The researchers sequenced the exomes of the index case as well as those of 29 other index cases. At the same time, they conducted a gene-burden analysis based on the family pedigree of the first index case, for which they used DNA samples from 35 family members, both affected and unaffected. From this, they tied a region of chromosome 1 to CAD. This linked region, they noted, harbored a single missense mutation within an intron of the CELA2A gene that segregated with disease.

By two measures — both PolyPhen-2 and SIFT — the 885G>A mutation the researchers uncovered is predicted to be damaging, and the researchers' linkage analysis strongly indicated a link between this locus and CAD.

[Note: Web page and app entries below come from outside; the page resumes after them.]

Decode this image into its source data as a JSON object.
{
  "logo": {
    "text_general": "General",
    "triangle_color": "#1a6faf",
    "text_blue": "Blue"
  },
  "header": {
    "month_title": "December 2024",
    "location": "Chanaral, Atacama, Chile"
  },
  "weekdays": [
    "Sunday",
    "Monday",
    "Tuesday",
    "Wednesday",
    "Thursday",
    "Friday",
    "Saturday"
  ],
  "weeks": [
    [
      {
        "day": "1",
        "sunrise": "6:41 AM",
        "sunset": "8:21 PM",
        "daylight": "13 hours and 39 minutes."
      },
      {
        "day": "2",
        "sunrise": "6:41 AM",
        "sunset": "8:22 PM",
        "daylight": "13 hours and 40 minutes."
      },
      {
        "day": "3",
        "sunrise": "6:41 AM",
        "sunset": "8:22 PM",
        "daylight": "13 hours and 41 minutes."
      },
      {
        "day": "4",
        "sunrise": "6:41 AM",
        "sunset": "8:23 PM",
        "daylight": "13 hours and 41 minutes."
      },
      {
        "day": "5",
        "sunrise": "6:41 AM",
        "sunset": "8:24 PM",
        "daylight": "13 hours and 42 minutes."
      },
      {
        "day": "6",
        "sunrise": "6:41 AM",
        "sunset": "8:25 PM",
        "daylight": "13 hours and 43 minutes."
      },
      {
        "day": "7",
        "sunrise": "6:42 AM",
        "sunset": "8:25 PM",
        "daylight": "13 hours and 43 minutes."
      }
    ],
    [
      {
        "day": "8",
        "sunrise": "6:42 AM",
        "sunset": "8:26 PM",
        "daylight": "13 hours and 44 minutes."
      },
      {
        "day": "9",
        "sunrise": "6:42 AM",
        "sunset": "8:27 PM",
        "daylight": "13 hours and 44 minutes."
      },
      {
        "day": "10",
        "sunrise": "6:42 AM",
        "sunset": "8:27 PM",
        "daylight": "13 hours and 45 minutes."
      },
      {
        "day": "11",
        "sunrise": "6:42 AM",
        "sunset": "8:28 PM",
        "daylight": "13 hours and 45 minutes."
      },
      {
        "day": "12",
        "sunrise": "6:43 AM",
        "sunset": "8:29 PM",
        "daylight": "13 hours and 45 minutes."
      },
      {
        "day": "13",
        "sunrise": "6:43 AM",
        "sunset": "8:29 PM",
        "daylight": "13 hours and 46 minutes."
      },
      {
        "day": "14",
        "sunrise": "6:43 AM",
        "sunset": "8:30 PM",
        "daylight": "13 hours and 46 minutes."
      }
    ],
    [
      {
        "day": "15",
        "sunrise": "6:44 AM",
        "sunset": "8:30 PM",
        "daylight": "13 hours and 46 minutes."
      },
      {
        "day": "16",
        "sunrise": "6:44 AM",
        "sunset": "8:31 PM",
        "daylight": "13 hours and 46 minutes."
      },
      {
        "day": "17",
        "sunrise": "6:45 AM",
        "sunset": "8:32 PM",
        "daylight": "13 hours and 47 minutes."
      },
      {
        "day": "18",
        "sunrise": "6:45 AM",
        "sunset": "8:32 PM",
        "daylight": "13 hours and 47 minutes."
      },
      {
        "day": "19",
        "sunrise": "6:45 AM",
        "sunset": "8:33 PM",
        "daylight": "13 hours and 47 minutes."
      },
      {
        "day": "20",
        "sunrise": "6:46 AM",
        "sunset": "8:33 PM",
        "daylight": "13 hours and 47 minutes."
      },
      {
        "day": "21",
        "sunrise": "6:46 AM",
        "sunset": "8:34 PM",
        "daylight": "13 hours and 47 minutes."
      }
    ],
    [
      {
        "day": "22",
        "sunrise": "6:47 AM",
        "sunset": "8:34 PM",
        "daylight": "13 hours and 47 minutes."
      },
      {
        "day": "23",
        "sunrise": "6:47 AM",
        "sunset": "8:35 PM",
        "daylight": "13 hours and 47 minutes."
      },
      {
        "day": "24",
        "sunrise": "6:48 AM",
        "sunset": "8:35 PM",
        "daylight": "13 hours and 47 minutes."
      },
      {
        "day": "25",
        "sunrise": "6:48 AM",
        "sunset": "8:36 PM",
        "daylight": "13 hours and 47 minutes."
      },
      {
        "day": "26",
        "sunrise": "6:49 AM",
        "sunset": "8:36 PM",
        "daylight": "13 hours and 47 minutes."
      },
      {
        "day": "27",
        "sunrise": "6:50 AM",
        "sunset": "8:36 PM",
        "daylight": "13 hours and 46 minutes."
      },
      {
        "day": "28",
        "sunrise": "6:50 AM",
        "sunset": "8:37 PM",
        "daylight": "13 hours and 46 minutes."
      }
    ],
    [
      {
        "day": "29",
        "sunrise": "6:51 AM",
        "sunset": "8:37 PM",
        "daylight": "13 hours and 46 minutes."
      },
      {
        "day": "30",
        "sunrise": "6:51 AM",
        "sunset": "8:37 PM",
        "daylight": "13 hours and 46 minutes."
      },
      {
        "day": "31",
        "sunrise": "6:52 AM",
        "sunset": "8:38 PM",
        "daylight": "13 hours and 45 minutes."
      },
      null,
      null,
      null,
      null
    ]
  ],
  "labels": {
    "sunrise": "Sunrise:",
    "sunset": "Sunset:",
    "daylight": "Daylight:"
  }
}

Additionally, among the other index cases, the researchers also found likely deleterious mutations affecting the CELA2A gene, including two missense mutations and one splice site mutation.

Because of the apparent systemic effects of mutated CELA2, the researchers examined where the protein is expressed. Through combination of western blotting and ELISA testing, they found that, in mice and human cadavers, CELA2 is expressed in a range of tissues — though especially in the pancreas — and is a circulating plasma protein. Mutation carriers, though, had reduced plasma elastase activity compared to non-carriers, they noted.

As individuals with mutated CELA2 commonly also had type 2 diabetes, the researchers assessed the effect of the wild-type version on insulin levels following a meal. In humans, they found that CELA2 levels rise after eating in parallel to the rise in insulin. Further, in mice, they found that CELA2 encourages insulin secretion.

Mutated CELA2, meanwhile, was linked to a decreased ability to break down insulin.

The researchers also noted that CELA2 binds integrin A2B — a protein needed for platelet aggregation — which leads to its cleavage and reduced platelet activation. Mutated CELA2, though, promotes hyperactivation and aggregation of platelets, they reported.

"Loss of these functions by the mutant proteins provides insight into disease mechanisms and suggests that CELA2A could be an attractive therapeutic target," the researchers wrote.